By Katina Lillios, Wednesday, December 11, 2019
Katina Lillios is an archaeologist and is Professor and Chair of the Department of Anthropology at the University of Iowa. Katina has a PhD in Anthropology from Yale University and a BA in Archaeology and Art History from Boston University. She has taught at the University of Iowa since 2003. Katina is interested in the ways that people use their material world to create social identities and cultural differences. She has devoted her career to exploring this question for the peoples of the Neolithic through Bronze Age of the Iberian Peninsula (4000-1500 BCE), a period of profound social and climate changes. Through archaeological excavation and the study of artifacts, and often working in collaboration with interdisciplinary teams, her work has centered on understanding the ways that people of the past used things and monuments, such as heirlooms, sacred objects, and ancestral burials, to shape their futures.

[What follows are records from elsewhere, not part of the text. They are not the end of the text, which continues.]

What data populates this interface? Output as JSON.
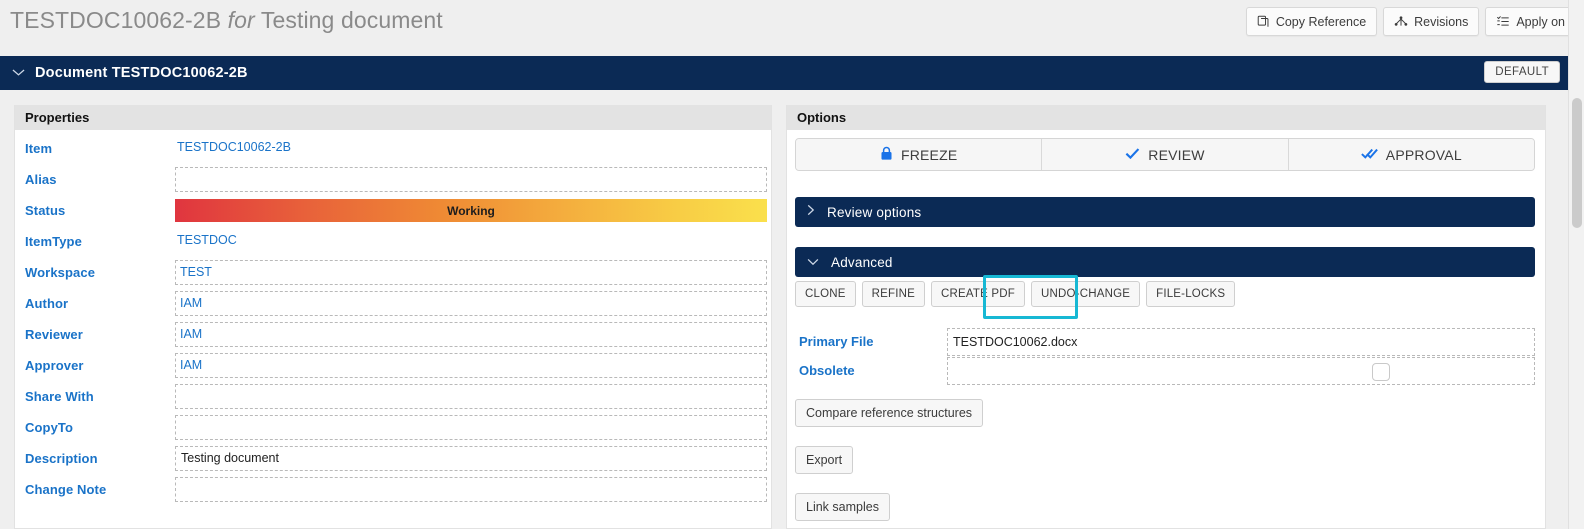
{
  "header": {
    "title_id": "TESTDOC10062-2B",
    "title_for": "for",
    "title_name": "Testing document",
    "buttons": [
      {
        "label": "Copy Reference",
        "icon": "copy-icon"
      },
      {
        "label": "Revisions",
        "icon": "branch-icon"
      },
      {
        "label": "Apply on",
        "icon": "list-icon"
      }
    ]
  },
  "document_bar": {
    "title": "Document TESTDOC10062-2B",
    "chevron": "chevron-down-icon",
    "badge": "DEFAULT"
  },
  "properties": {
    "panel_title": "Properties",
    "rows": [
      {
        "label": "Item",
        "value": "TESTDOC10062-2B",
        "style": "link-nodash"
      },
      {
        "label": "Alias",
        "value": "",
        "style": "dashed"
      },
      {
        "label": "Status",
        "value": "Working",
        "style": "status"
      },
      {
        "label": "ItemType",
        "value": "TESTDOC",
        "style": "link-nodash"
      },
      {
        "label": "Workspace",
        "value": "TEST",
        "style": "dashed-link"
      },
      {
        "label": "Author",
        "value": "IAM",
        "style": "dashed-link"
      },
      {
        "label": "Reviewer",
        "value": "IAM",
        "style": "dashed-link"
      },
      {
        "label": "Approver",
        "value": "IAM",
        "style": "dashed-link"
      },
      {
        "label": "Share With",
        "value": "",
        "style": "dashed"
      },
      {
        "label": "CopyTo",
        "value": "",
        "style": "dashed"
      },
      {
        "label": "Description",
        "value": "Testing document",
        "style": "dashed-plain"
      },
      {
        "label": "Change Note",
        "value": "",
        "style": "dashed"
      }
    ]
  },
  "options": {
    "panel_title": "Options",
    "segments": [
      {
        "label": "FREEZE",
        "icon": "lock-icon"
      },
      {
        "label": "REVIEW",
        "icon": "check-icon"
      },
      {
        "label": "APPROVAL",
        "icon": "double-check-icon"
      }
    ],
    "review_accordion": {
      "label": "Review options",
      "chevron": "chevron-right-icon",
      "expanded": false
    },
    "advanced_accordion": {
      "label": "Advanced",
      "chevron": "chevron-down-icon",
      "expanded": true
    },
    "advanced": {
      "buttons": [
        "CLONE",
        "REFINE",
        "CREATE PDF",
        "UNDO-CHANGE",
        "FILE-LOCKS"
      ],
      "highlighted_button": "UNDO-CHANGE",
      "highlight_color": "#17b8d4",
      "fields": [
        {
          "label": "Primary File",
          "value": "TESTDOC10062.docx",
          "type": "text"
        },
        {
          "label": "Obsolete",
          "value": "",
          "type": "checkbox",
          "checked": false
        }
      ],
      "wide_buttons": [
        "Compare reference structures",
        "Export",
        "Link samples"
      ]
    }
  },
  "colors": {
    "header_blue": "#0b2a55",
    "label_blue": "#1a73c8",
    "accent_cyan": "#17b8d4",
    "status_from": "#e0353f",
    "status_to": "#fae04c"
  }
}
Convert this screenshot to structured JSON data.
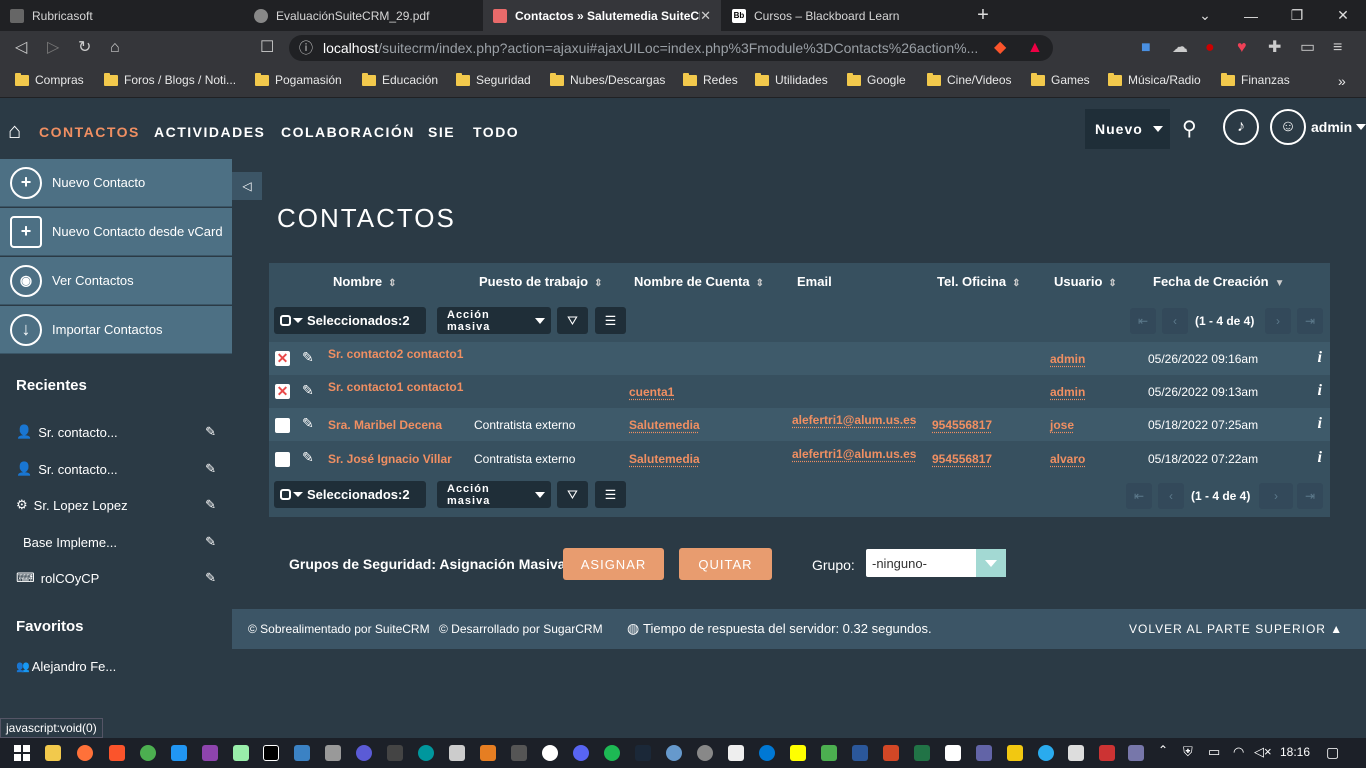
{
  "browser": {
    "tabs": [
      {
        "title": "Rubricasoft",
        "active": false
      },
      {
        "title": "EvaluaciónSuiteCRM_29.pdf",
        "active": false
      },
      {
        "title": "Contactos » Salutemedia SuiteCRM",
        "active": true
      },
      {
        "title": "Cursos – Blackboard Learn",
        "active": false
      }
    ],
    "new_tab": "+",
    "url_host": "localhost",
    "url_path": "/suitecrm/index.php?action=ajaxui#ajaxUILoc=index.php%3Fmodule%3DContacts%26action%...",
    "brave_badge": "1",
    "bookmarks": [
      "Compras",
      "Foros / Blogs / Noti...",
      "Pogamasión",
      "Educación",
      "Seguridad",
      "Nubes/Descargas",
      "Redes",
      "Utilidades",
      "Google",
      "Cine/Videos",
      "Games",
      "Música/Radio",
      "Finanzas"
    ]
  },
  "topnav": {
    "links": [
      "CONTACTOS",
      "ACTIVIDADES",
      "COLABORACIÓN",
      "SIE",
      "TODO"
    ],
    "nuevo_label": "Nuevo",
    "user": "admin"
  },
  "sidebar": {
    "actions": [
      "Nuevo Contacto",
      "Nuevo Contacto desde vCard",
      "Ver Contactos",
      "Importar Contactos"
    ],
    "recent_title": "Recientes",
    "recent": [
      "Sr. contacto...",
      "Sr. contacto...",
      "Sr. Lopez Lopez",
      "Base Impleme...",
      "rolCOyCP"
    ],
    "favorites_title": "Favoritos",
    "favorites": [
      "Alejandro Fe..."
    ]
  },
  "main": {
    "title": "CONTACTOS",
    "columns": [
      "Nombre",
      "Puesto de trabajo",
      "Nombre de Cuenta",
      "Email",
      "Tel. Oficina",
      "Usuario",
      "Fecha de Creación"
    ],
    "selected_label": "Seleccionados:2",
    "bulk_action": "Acción masiva",
    "pagination": "(1 - 4 de 4)",
    "rows": [
      {
        "name": "Sr. contacto2 contacto1",
        "title": "",
        "account": "",
        "email": "",
        "phone": "",
        "user": "admin",
        "created": "05/26/2022 09:16am",
        "checked": true
      },
      {
        "name": "Sr. contacto1 contacto1",
        "title": "",
        "account": "cuenta1",
        "email": "",
        "phone": "",
        "user": "admin",
        "created": "05/26/2022 09:13am",
        "checked": true
      },
      {
        "name": "Sra. Maribel Decena",
        "title": "Contratista externo",
        "account": "Salutemedia",
        "email": "alefertri1@alum.us.es",
        "phone": "954556817",
        "user": "jose",
        "created": "05/18/2022 07:25am",
        "checked": false
      },
      {
        "name": "Sr. José Ignacio Villar",
        "title": "Contratista externo",
        "account": "Salutemedia",
        "email": "alefertri1@alum.us.es",
        "phone": "954556817",
        "user": "alvaro",
        "created": "05/18/2022 07:22am",
        "checked": false
      }
    ],
    "security": {
      "label": "Grupos de Seguridad: Asignación Masiva",
      "assign": "ASIGNAR",
      "remove": "QUITAR",
      "group_label": "Grupo:",
      "group_value": "-ninguno-"
    }
  },
  "footer": {
    "powered": "© Sobrealimentado por SuiteCRM",
    "developed": "© Desarrollado por SugarCRM",
    "response": "Tiempo de respuesta del servidor: 0.32 segundos.",
    "back_top": "VOLVER AL PARTE SUPERIOR"
  },
  "status_text": "javascript:void(0)",
  "clock": "18:16",
  "colors": {
    "accent": "#f08f62",
    "bg": "#2b3a45",
    "row_alt": "#3e5a6a",
    "button_orange": "#e89c6f"
  }
}
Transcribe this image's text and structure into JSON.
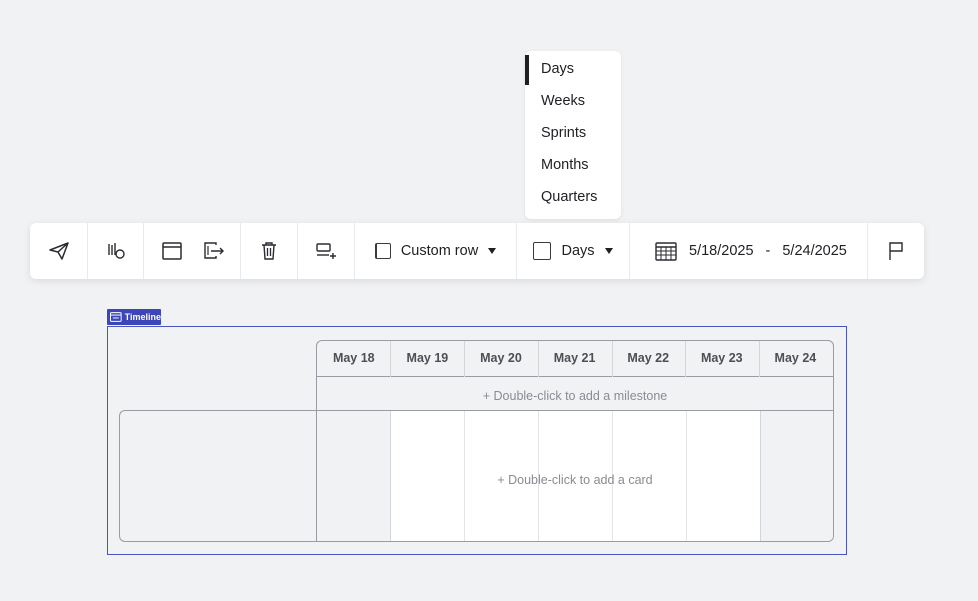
{
  "dropdown": {
    "items": [
      {
        "label": "Days",
        "selected": true
      },
      {
        "label": "Weeks",
        "selected": false
      },
      {
        "label": "Sprints",
        "selected": false
      },
      {
        "label": "Months",
        "selected": false
      },
      {
        "label": "Quarters",
        "selected": false
      }
    ]
  },
  "toolbar": {
    "row_type_label": "Custom row",
    "scale_label": "Days",
    "date_start": "5/18/2025",
    "date_separator": "-",
    "date_end": "5/24/2025",
    "icons": [
      "send-icon",
      "hand-pointer-icon",
      "window-icon",
      "export-icon",
      "trash-icon",
      "add-row-icon",
      "row-color-swatch",
      "scale-swatch",
      "calendar-icon",
      "flag-icon"
    ]
  },
  "timeline": {
    "tag_label": "Timeline",
    "days": [
      "May 18",
      "May 19",
      "May 20",
      "May 21",
      "May 22",
      "May 23",
      "May 24"
    ],
    "milestone_hint": "+ Double-click to add a milestone",
    "card_hint": "+ Double-click to add a card"
  },
  "colors": {
    "accent": "#3c46b9",
    "weekend_bg": "#f1f2f4",
    "weekday_bg": "#ffffff"
  }
}
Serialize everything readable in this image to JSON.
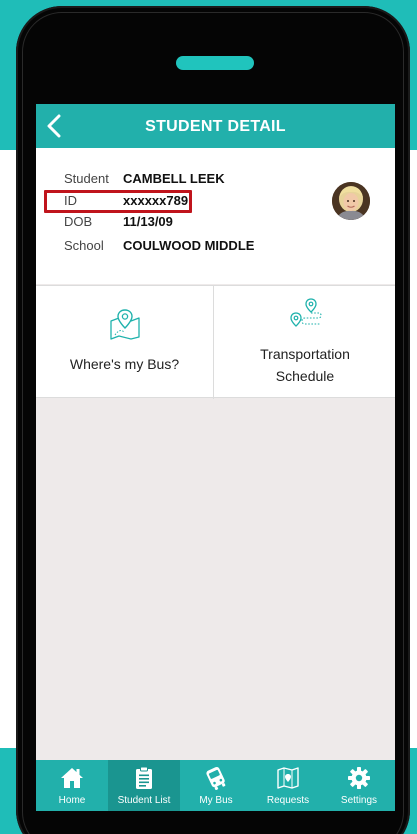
{
  "header": {
    "title": "STUDENT DETAIL"
  },
  "student": {
    "rows": [
      {
        "label": "Student",
        "value": "CAMBELL LEEK"
      },
      {
        "label": "ID",
        "value": "xxxxxx789"
      },
      {
        "label": "DOB",
        "value": "11/13/09"
      },
      {
        "label": "School",
        "value": "COULWOOD MIDDLE"
      }
    ]
  },
  "tiles": [
    {
      "label": "Where's my Bus?",
      "icon": "map-pin-icon"
    },
    {
      "label_line1": "Transportation",
      "label_line2": "Schedule",
      "icon": "route-schedule-icon"
    }
  ],
  "tabbar": {
    "active": "Student List",
    "items": [
      {
        "label": "Home",
        "icon": "home-icon"
      },
      {
        "label": "Student List",
        "icon": "clipboard-icon"
      },
      {
        "label": "My Bus",
        "icon": "bus-icon"
      },
      {
        "label": "Requests",
        "icon": "map-request-icon"
      },
      {
        "label": "Settings",
        "icon": "gear-icon"
      }
    ]
  },
  "colors": {
    "brand": "#22b0ab",
    "brand_dark": "#1a9590",
    "highlight": "#c0141c",
    "background": "#eeeaea"
  }
}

Her research has been supported by the National Science Foundation and the National Endowment for the Humanities. Katina is the author of Heraldry for the Dead: Memory, Identity, and the Engraved Stone Plaques of Neolithic Iberia (Texas, 2008), In Praise of Small Things: Death and Life at the Late Neolithic-Early Bronze Age Burial of Bolores, Portugal (BAR, 2015, coauthored with Waterman, Artz, and Nilsson-Stutz), and The Archaeology of the Iberian Peninsula: From the Paleolithic through the Early Bronze Age (Cambridge, 2019).